Imagine a man at a bar. The man lacks the essential skills required to succeed at the mating game, he has difficulty understanding signs of rejection from a woman whom he is attracted to. The woman interacts with him but she does not want to engage in physical contact with him. She folds her arms and rolls her eyes to heaven but does not directly ask the man to “leave her alone.” The inadequate man thinks he is flirting and in response to what he believes is a make or break moment, he puts his arm around the woman and leans in for a kiss before she finally rebuffs him with force. The man and woman then depart from each other. In putting his arm around the woman and planting a kiss on her the man walks away having committed a sexual assault although he is unaware of the fact that he has done so. The woman walks away feeling distraught yet unsure of whether or not she has been sexually assaulted. In this particular case the nebulous framework of the mating game has demonstrated problems related to the issue of consent.
Communication should be coherent and unambiguous when it comes to granting or refusing consent. Incoherently refusing consent can create a situation where individuals unwittingly become rapists and rape victims. In the current trial involving the Ulster rugby players it is the defence’s argument that the accused men believed themselves to be engaging in “consensual” sexual activity. The defence are suggesting that refusal of consent was miscommunicated, they are also suggesting that the plaintiff was misleading via her communication standards to the extent that she metaphorically invited sex onto herself. Media coverage of the rugby-rape trial suggests that the plaintiff behaved provocatively and that she had a flirtatious demeanor. It has also been reported by a witness of the alleged non-consensual threesome that the participants of the sex act seemed comfortable and cooperative together; the plaintiff did not appear distressed, she did not desist or cry for help nor did the alleged assailants use force or violence. The standpoint of the defence in the rugby-rape trial underscores both the importance of coherent communication and the dangers of miscommunication with regards to the issue of consent.
As we journey through a time where constant change has become the norm then surely it should not be surprising to see changes arise in the age-old mating game. Only last year (2017) provisions in the Criminal Law [Sexual Offences] Act clarified that a person is incapable of consenting to sexual activity in a range of scenarios – including if they are intoxicated through drugs or alcohol. Therefore, sexual activity should never be exercised when intoxicants are involved.
In a changing world the mating game may become a dangerous pastime. As men begin to fear the thought of complimenting a woman is it crazy to imagine a world where people will need to carry written contracts to nightclubs when pursuing sexual partners?

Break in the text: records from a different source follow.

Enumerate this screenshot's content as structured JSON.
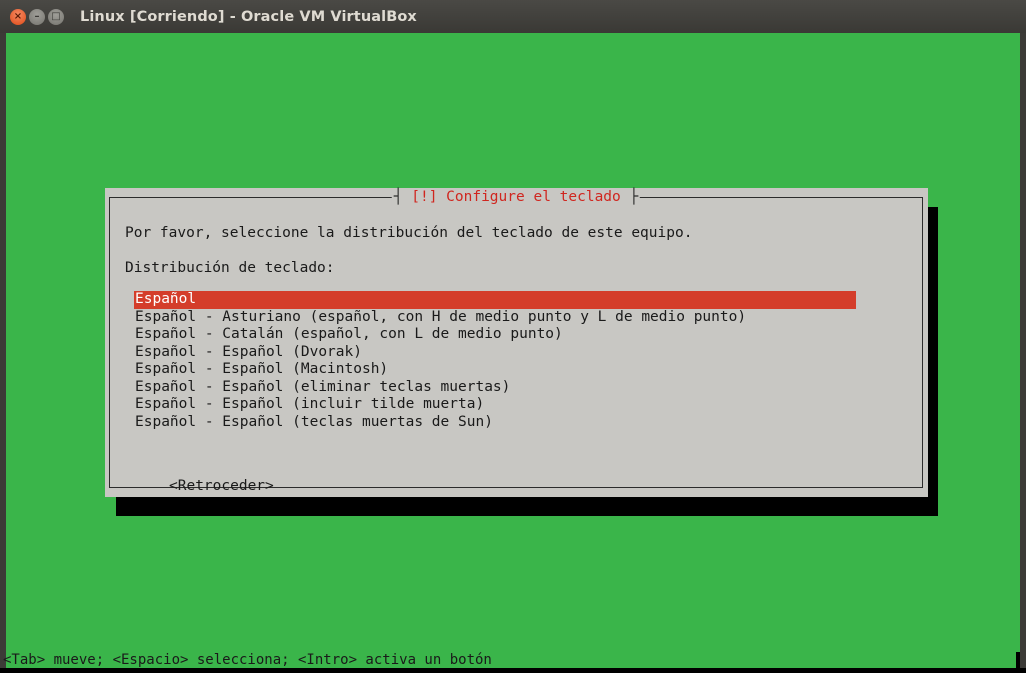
{
  "window": {
    "title": "Linux [Corriendo] - Oracle VM VirtualBox",
    "controls": {
      "close": "×",
      "minimize": "–",
      "maximize": "□"
    }
  },
  "dialog": {
    "title": "[!] Configure el teclado",
    "prompt": "Por favor, seleccione la distribución del teclado de este equipo.",
    "field_label": "Distribución de teclado:",
    "options": [
      "Español",
      "Español - Asturiano (español, con H de medio punto y L de medio punto)",
      "Español - Catalán (español, con L de medio punto)",
      "Español - Español (Dvorak)",
      "Español - Español (Macintosh)",
      "Español - Español (eliminar teclas muertas)",
      "Español - Español (incluir tilde muerta)",
      "Español - Español (teclas muertas de Sun)"
    ],
    "selected_index": 0,
    "back_button": "<Retroceder>"
  },
  "statusbar": {
    "help": "<Tab> mueve; <Espacio> selecciona; <Intro> activa un botón"
  },
  "colors": {
    "screen_bg": "#3ab54a",
    "dialog_bg": "#c8c7c3",
    "selection_bg": "#d43d2a",
    "title_text": "#d0261f"
  }
}
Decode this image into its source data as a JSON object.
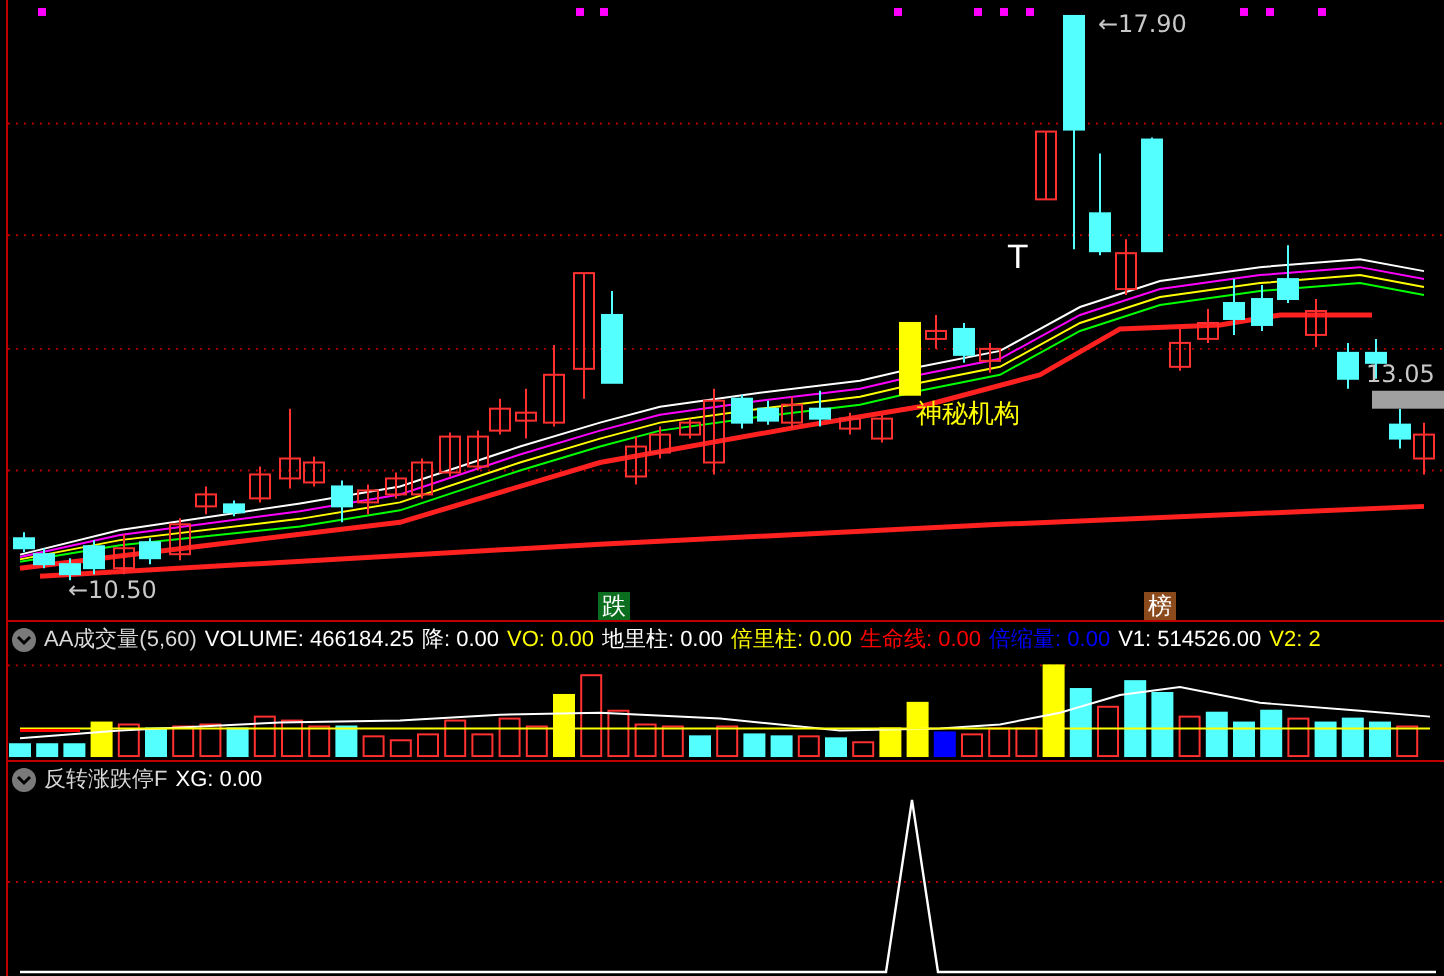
{
  "main_chart": {
    "high_label": "←17.90",
    "low_label": "←10.50",
    "last_price": "13.05",
    "t_mark": "T",
    "annotation": "神秘机构",
    "signals": [
      {
        "text": "跌",
        "color": "#0b6e1e"
      },
      {
        "text": "榜",
        "color": "#8a4a1c"
      }
    ]
  },
  "volume_panel": {
    "title": "AA成交量(5,60)",
    "readings": [
      {
        "text": "VOLUME: 466184.25",
        "color": "#ffffff"
      },
      {
        "text": "降: 0.00",
        "color": "#ffffff"
      },
      {
        "text": "VO: 0.00",
        "color": "#ffff00"
      },
      {
        "text": "地里柱: 0.00",
        "color": "#ffffff"
      },
      {
        "text": "倍里柱: 0.00",
        "color": "#ffff00"
      },
      {
        "text": "生命线: 0.00",
        "color": "#ff0000"
      },
      {
        "text": "倍缩量: 0.00",
        "color": "#0000ff"
      },
      {
        "text": "V1: 514526.00",
        "color": "#ffffff"
      },
      {
        "text": "V2: 2",
        "color": "#ffff00"
      }
    ]
  },
  "signal_panel": {
    "title": "反转涨跌停F",
    "readings": [
      {
        "text": "XG: 0.00",
        "color": "#ffffff"
      }
    ]
  }
}
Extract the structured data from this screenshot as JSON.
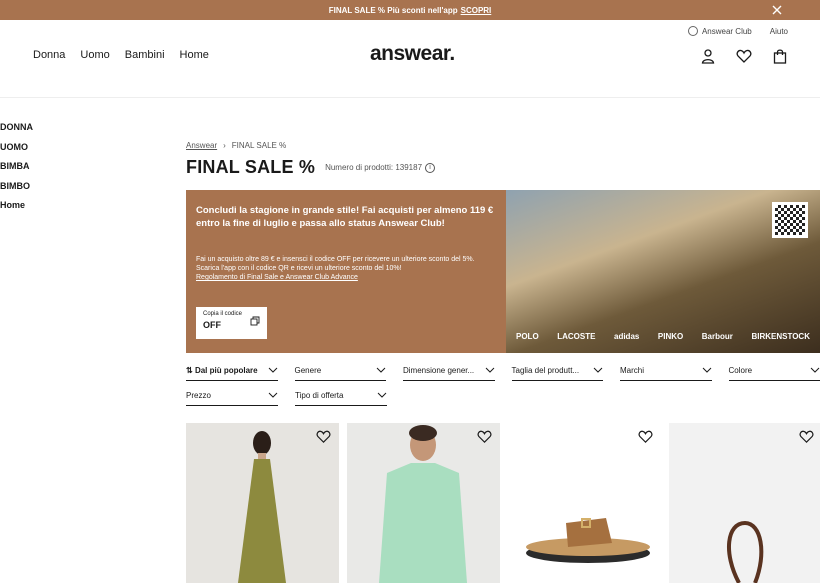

Sexual encounters are an important part of the human experience but the most important thing of all is to remember that “no means no.” If a person flirts, walks, talks, dresses and strips in a demeanor that screams “I want sex,” it still does not trump the fact that “no means no.”